THE TASK. Please show each line of the listing where "Character" is present.

RECORDS TO USE.

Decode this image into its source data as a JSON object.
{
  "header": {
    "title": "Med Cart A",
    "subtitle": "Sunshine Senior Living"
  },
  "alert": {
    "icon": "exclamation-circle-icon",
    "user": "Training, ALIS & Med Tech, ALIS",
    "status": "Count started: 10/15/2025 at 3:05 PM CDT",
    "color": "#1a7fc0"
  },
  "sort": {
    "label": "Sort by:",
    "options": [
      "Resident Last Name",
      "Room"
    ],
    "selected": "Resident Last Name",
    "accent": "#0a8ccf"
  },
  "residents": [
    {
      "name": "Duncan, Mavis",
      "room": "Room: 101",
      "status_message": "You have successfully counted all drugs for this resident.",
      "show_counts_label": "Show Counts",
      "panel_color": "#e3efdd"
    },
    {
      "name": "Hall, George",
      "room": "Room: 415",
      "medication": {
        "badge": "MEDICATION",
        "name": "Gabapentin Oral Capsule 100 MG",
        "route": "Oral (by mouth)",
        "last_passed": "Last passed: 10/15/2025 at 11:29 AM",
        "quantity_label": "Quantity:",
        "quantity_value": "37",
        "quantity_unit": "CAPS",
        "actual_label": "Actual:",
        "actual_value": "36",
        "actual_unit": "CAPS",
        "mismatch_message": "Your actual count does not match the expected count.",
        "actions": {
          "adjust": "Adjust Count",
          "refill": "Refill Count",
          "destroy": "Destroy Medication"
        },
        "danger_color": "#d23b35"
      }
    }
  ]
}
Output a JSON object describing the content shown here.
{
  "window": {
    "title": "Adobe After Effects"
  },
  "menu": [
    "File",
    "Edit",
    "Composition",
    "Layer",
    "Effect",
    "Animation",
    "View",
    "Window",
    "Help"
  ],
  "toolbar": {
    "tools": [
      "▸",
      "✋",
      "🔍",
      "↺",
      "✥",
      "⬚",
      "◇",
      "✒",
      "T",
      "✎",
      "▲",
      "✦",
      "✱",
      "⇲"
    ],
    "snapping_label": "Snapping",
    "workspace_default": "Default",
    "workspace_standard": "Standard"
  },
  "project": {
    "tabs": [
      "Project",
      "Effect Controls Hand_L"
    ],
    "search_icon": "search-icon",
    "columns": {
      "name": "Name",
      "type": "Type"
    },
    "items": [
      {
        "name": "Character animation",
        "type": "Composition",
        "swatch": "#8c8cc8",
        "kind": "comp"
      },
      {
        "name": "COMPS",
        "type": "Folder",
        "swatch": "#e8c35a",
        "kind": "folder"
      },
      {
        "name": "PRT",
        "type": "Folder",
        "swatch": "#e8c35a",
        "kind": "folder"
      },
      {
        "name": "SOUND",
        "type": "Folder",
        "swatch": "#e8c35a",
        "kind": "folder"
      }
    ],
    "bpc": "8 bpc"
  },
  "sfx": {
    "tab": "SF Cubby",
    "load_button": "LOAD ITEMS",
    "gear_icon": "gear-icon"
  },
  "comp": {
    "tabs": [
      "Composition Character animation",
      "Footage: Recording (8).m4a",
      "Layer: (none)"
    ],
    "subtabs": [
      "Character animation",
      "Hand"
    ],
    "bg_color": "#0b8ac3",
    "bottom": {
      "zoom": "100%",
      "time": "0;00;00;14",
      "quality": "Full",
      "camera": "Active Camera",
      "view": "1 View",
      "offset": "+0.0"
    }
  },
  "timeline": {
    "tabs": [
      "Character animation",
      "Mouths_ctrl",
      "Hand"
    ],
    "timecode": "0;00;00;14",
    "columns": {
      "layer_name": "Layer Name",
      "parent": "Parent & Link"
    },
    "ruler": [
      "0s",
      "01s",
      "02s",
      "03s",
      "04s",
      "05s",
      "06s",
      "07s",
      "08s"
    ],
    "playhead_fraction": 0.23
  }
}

RESPONSE.
        "name": "Character animation",
      "Composition Character animation",
      "Character animation",
      "Character animation",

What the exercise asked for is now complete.